Morning quake leaves many shaken
A 5.5 magnitude earthquake jolted the people of Bihar on Wednesday morning, just when they were settling down for work, however, there were no reports of any deaths, injuries or destruction from any part of the state.
- Published 13.09.18
Patna: A 5.5 magnitude earthquake jolted the people of Bihar on Wednesday morning, just when they were settling down for work, however, there were no reports of any deaths, injuries or destruction from any part of the state.
The earthquake struck at 10.20am and the tremors lasted for around 20 seconds shaking Assam, Bengal, Bihar, Bangladesh, Bhutan, Arunachal Pradesh, Nagaland, Mizoram, Manipur and Meghalaya.
Patna-based India Meteorological Department (IMD) scientist Anand Shankar said: "The epicentre of the quake was at Sapatgram in Kokrajhar district in Assam. It originated at a depth of around 13km. At 5.5 magnitude it was a normal earthquake, which doesn't cause damage."
"We have not received any reports about deaths or injuries due to the quake. No district has reported any damage due to the tremors," a state disaster management department official said.

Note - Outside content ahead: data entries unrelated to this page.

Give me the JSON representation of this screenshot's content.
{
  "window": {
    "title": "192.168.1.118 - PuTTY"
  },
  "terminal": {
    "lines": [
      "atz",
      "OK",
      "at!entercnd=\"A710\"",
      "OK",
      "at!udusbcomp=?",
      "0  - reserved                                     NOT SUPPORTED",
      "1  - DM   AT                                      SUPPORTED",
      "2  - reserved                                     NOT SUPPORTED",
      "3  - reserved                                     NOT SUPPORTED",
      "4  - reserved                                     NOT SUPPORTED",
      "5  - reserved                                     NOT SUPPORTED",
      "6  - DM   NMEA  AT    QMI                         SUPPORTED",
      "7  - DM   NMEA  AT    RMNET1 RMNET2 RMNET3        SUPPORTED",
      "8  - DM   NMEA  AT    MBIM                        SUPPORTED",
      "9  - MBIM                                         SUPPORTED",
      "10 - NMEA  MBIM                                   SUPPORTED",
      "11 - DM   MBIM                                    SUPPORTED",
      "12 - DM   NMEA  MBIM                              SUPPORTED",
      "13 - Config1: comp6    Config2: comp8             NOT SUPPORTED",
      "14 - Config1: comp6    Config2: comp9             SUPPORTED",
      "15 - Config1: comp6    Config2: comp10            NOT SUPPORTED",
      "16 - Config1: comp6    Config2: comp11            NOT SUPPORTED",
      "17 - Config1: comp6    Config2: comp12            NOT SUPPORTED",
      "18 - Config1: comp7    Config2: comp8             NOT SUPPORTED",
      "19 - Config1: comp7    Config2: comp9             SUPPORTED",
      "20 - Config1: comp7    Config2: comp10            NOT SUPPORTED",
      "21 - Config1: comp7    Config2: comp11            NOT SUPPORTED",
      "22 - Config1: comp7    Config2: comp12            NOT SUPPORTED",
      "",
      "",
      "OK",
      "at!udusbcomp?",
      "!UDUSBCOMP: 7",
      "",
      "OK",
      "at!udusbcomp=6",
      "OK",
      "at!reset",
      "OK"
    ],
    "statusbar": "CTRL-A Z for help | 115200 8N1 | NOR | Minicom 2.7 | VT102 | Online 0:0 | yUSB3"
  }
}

People in almost all districts in Bihar felt the jolts, though those living in eastern districts such as Kishanganj, Purnea, Katihar, Araria, Saharsa, Supaul, Madhepura, Khagaria, Begusarai, Samastipur, Muzaffarpur, Sitamarhi, Bhagalpur, Munger, Patna, Jehanabad, Arwal and Bhojpur complained about powerful shocks enough to unnerve them.
Those in Patna, who felt the ground shake under their feet panicked and ran out of their offices and homes.
"I had just sat down on my chair to start the day's work, when it started shaking. I saw the water in my bottle on my desk tremble. Others too became alert and then somebody screamed that it was an earthquake. We all rushed out of the office," said Sanjay Kumar, an employee with a public sector bank in Patna.
Hundreds of government employees working at Vikas Bhavan and the main secretariat, who had reached their offices on time, scrambled down the staircases to assemble out in the open. The fear factor made the people remain outside for almost half-an-hour.
"Some of us panicked because of the memories of the devastating earthquake that had hit the region in April 2015. We cannot forget how tremors kept coming for months and we all could not even sleep properly," Siyaram Singh said.
Among those who were at home, some felt the shocks while others did not experience them. Leading to a situation in which they debated whether to flee or not and the moment passed.
The last powerful quake that affected the state was January 4, 2016. It was measured to be of 6.7 magnitude and had led to cracks in many old buildings.